In this study, diarrhea, neutropenia, and fatigue were the adverse events reported most frequently. The most common grade 3/4 adverse event were neutropenia and anemia. Grade 3/4 rates of neutropenia ranged from 18% in patients with DLBCL to 53% in patients with CLL or small lymphocytic lymphoma, whereas grade 3/4 rates of anemia ranged from 13% in patients with follicular lymphoma to 35% in patients with Richter transformation. Rash and increased alanine aminotransferase were the grade 3/4 immune-related adverse events reported most frequently. The rate of grade 3-5 adverse events was higher in this study compared with studies of single-agent ibrutinib evaluated in similar patient populations, although the rates of immune-related reactions were similar to those observed in studies of patients receiving nivolumab alone. 

Some of the limitations of this study included the relatively small numbers of patients in each patient cohort, as well as relatively short follow-up. 

Given these preliminary efficacy results, along with the findings of increased toxicity for the combination of ibrutinib plus nivolumab compared with results from other studies evaluating ibrutinib alone, the authors wrote in conclusion that “the overall response with the ibrutinib and nivolumab combination regimen in patients with Richter transformation was promising and warrants confirmation in patients with Richter transformation” who do not respond to ibrutinib single-agent therapy. Nevertheless, they wrote that the patients with Richter transformation included in their study had not been previously treated with ibrutinib. 

Reference
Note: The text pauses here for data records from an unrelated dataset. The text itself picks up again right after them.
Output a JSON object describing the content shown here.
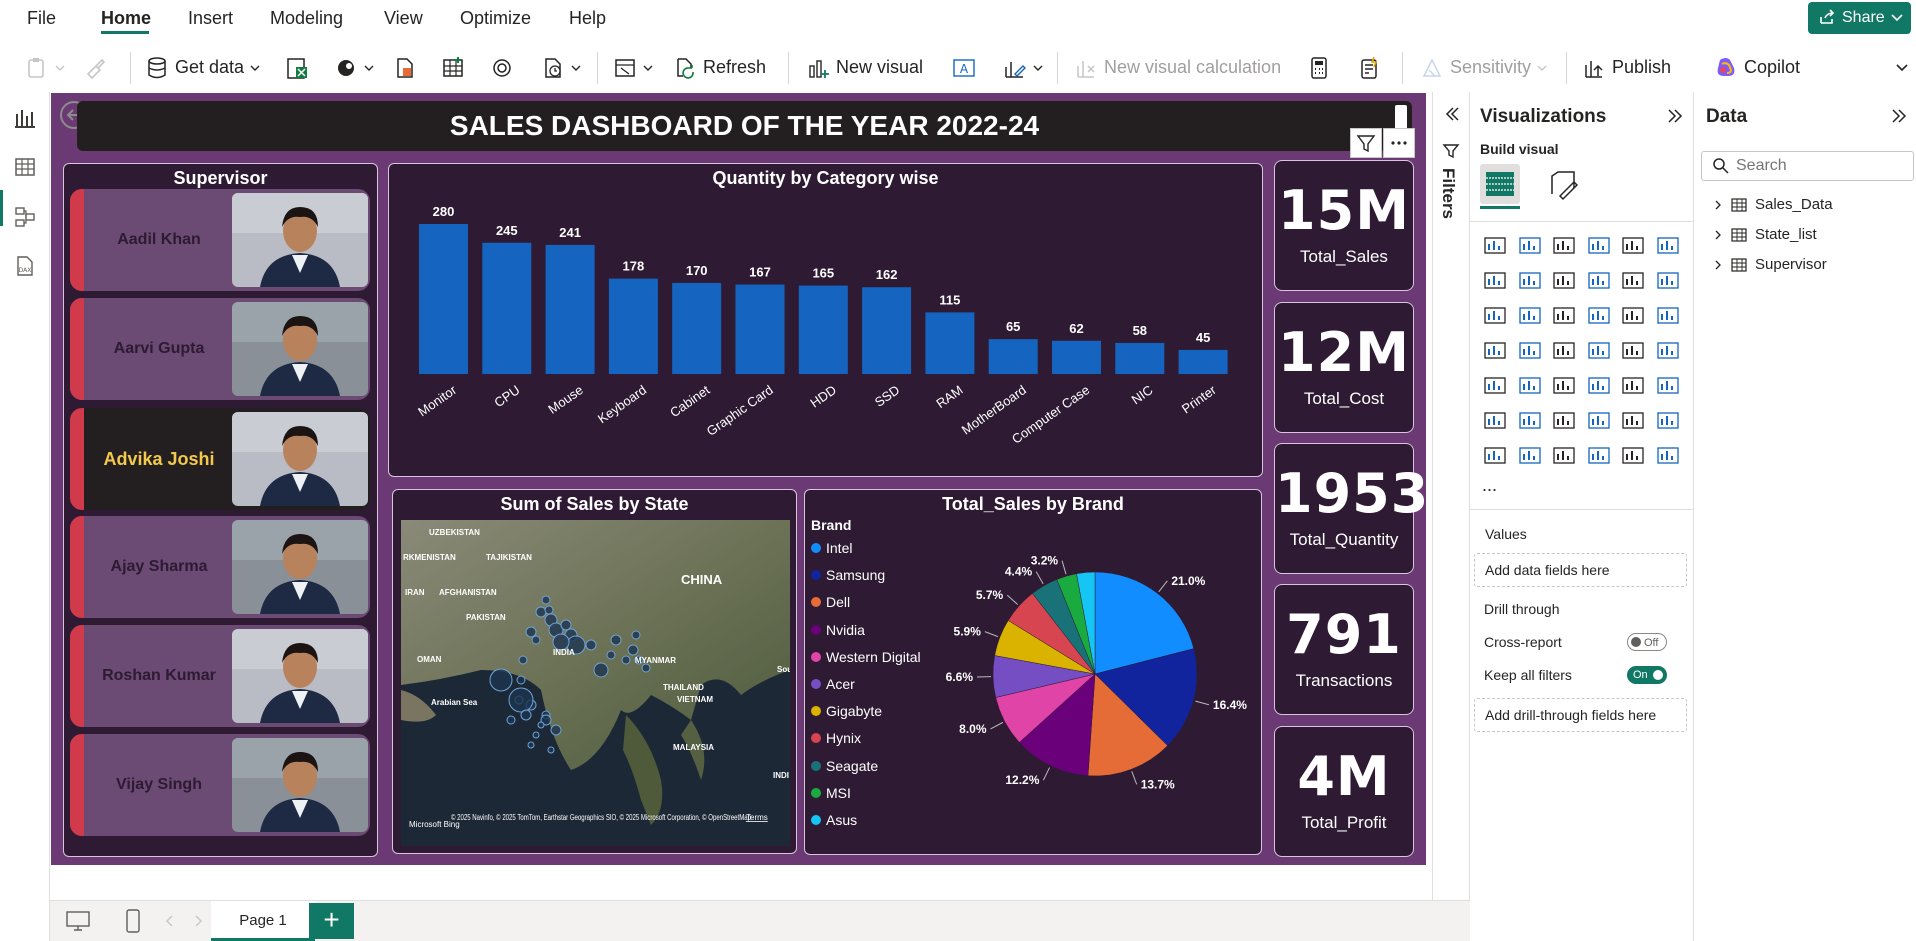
{
  "menu": {
    "items": [
      "File",
      "Home",
      "Insert",
      "Modeling",
      "View",
      "Optimize",
      "Help"
    ],
    "share": "Share"
  },
  "ribbon": {
    "get_data": "Get data",
    "refresh": "Refresh",
    "new_visual": "New visual",
    "new_visual_calc": "New visual calculation",
    "sensitivity": "Sensitivity",
    "publish": "Publish",
    "copilot": "Copilot"
  },
  "report": {
    "title": "SALES DASHBOARD OF THE YEAR 2022-24",
    "supervisor": {
      "title": "Supervisor",
      "names": [
        "Aadil Khan",
        "Aarvi Gupta",
        "Advika Joshi",
        "Ajay Sharma",
        "Roshan Kumar",
        "Vijay Singh"
      ],
      "selected": "Advika Joshi"
    },
    "kpis": [
      {
        "value": "15M",
        "label": "Total_Sales"
      },
      {
        "value": "12M",
        "label": "Total_Cost"
      },
      {
        "value": "1953",
        "label": "Total_Quantity"
      },
      {
        "value": "791",
        "label": "Transactions"
      },
      {
        "value": "4M",
        "label": "Total_Profit"
      }
    ],
    "map": {
      "title": "Sum of Sales by State",
      "labels": [
        "UZBEKISTAN",
        "RKMENISTAN",
        "TAJIKISTAN",
        "AFGHANISTAN",
        "IRAN",
        "PAKISTAN",
        "CHINA",
        "INDIA",
        "OMAN",
        "MYANMAR",
        "THAILAND",
        "VIETNAM",
        "Arabian Sea",
        "MALAYSIA",
        "Sou Chi Se",
        "INDI"
      ],
      "attribution": "© 2025 Navinfo, © 2025 TomTom, Earthstar Geographics SIO, © 2025 Microsoft Corporation, © OpenStreetMap",
      "terms": "Terms",
      "bing": "Microsoft Bing"
    }
  },
  "chart_data": [
    {
      "type": "bar",
      "title": "Quantity by Category wise",
      "categories": [
        "Monitor",
        "CPU",
        "Mouse",
        "Keyboard",
        "Cabinet",
        "Graphic Card",
        "HDD",
        "SSD",
        "RAM",
        "MotherBoard",
        "Computer Case",
        "NIC",
        "Printer"
      ],
      "values": [
        280,
        245,
        241,
        178,
        170,
        167,
        165,
        162,
        115,
        65,
        62,
        58,
        45
      ],
      "color": "#1565c0",
      "ylim": [
        0,
        280
      ]
    },
    {
      "type": "pie",
      "title": "Total_Sales by Brand",
      "legend_title": "Brand",
      "categories": [
        "Intel",
        "Samsung",
        "Dell",
        "Nvidia",
        "Western Digital",
        "Acer",
        "Gigabyte",
        "Hynix",
        "Seagate",
        "MSI",
        "Asus"
      ],
      "values": [
        21.0,
        16.4,
        13.7,
        12.2,
        8.0,
        6.6,
        5.9,
        5.7,
        4.4,
        3.2,
        2.9
      ],
      "labels": [
        "21.0%",
        "16.4%",
        "13.7%",
        "12.2%",
        "8.0%",
        "6.6%",
        "5.9%",
        "5.7%",
        "4.4%",
        "3.2%",
        ""
      ],
      "colors": [
        "#118dff",
        "#12239e",
        "#e66c37",
        "#6b007b",
        "#e044a7",
        "#744ec2",
        "#d9b300",
        "#d64550",
        "#197278",
        "#1aab40",
        "#15c6f4"
      ]
    }
  ],
  "panes": {
    "filters": "Filters",
    "visualizations": "Visualizations",
    "build_visual": "Build visual",
    "more": "...",
    "values": "Values",
    "add_fields": "Add data fields here",
    "drill_through": "Drill through",
    "cross_report": "Cross-report",
    "cross_report_state": "Off",
    "keep_filters": "Keep all filters",
    "keep_filters_state": "On",
    "add_drill": "Add drill-through fields here",
    "data": "Data",
    "search_placeholder": "Search",
    "tables": [
      "Sales_Data",
      "State_list",
      "Supervisor"
    ]
  },
  "bottom": {
    "page": "Page 1",
    "add": "+"
  }
}
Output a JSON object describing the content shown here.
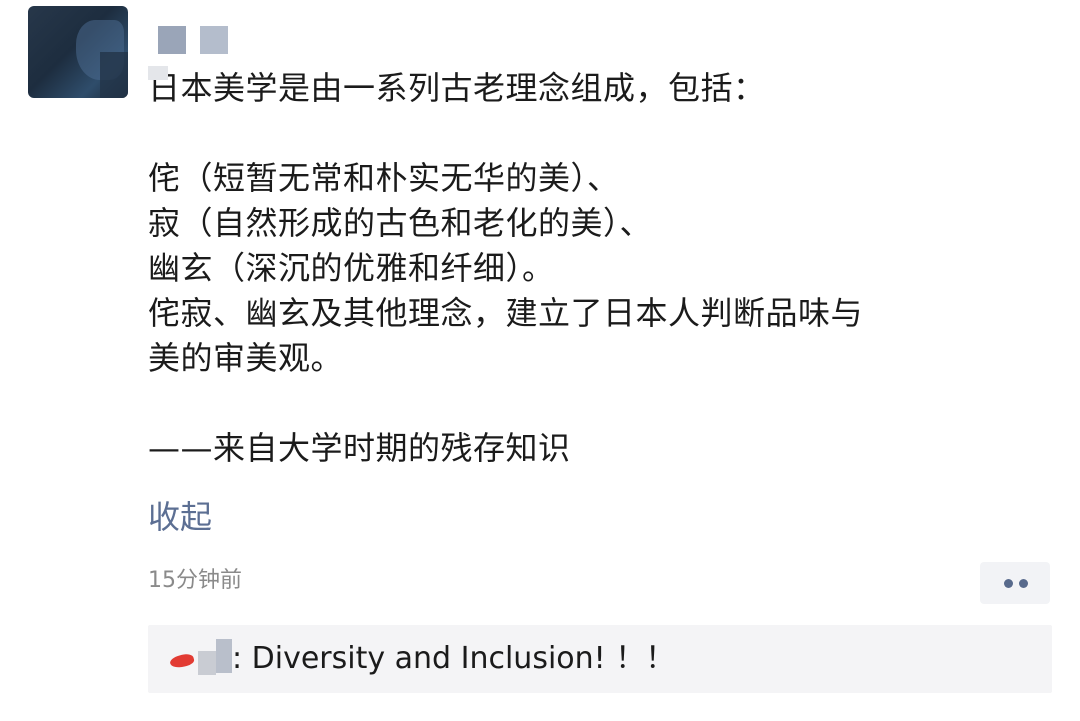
{
  "post": {
    "body": "日本美学是由一系列古老理念组成，包括：\n\n侘（短暂无常和朴实无华的美）、\n寂（自然形成的古色和老化的美）、\n幽玄（深沉的优雅和纤细）。\n侘寂、幽玄及其他理念，建立了日本人判断品味与\n美的审美观。\n\n——来自大学时期的残存知识",
    "collapse_label": "收起",
    "timestamp": "15分钟前"
  },
  "comment": {
    "text": ": Diversity and Inclusion! ！！"
  },
  "icons": {
    "more": "more-dots-icon"
  },
  "colors": {
    "link": "#5c6f93",
    "timestamp": "#8a8a8a",
    "comment_bg": "#f4f4f6"
  }
}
  1. Younes A, Brody J, Carpio C, et al. Safety and activity of ibrutinib in combination with nivolumab in patients with relapsed non-Hodgkin lymphoma or chronic lymphocytic leukaemia: a phase 1/2a study. Lancet Haematol. 2019 Feb;6(2):e67-e78. doi: 10.1016/S2352-3026(18)30217-5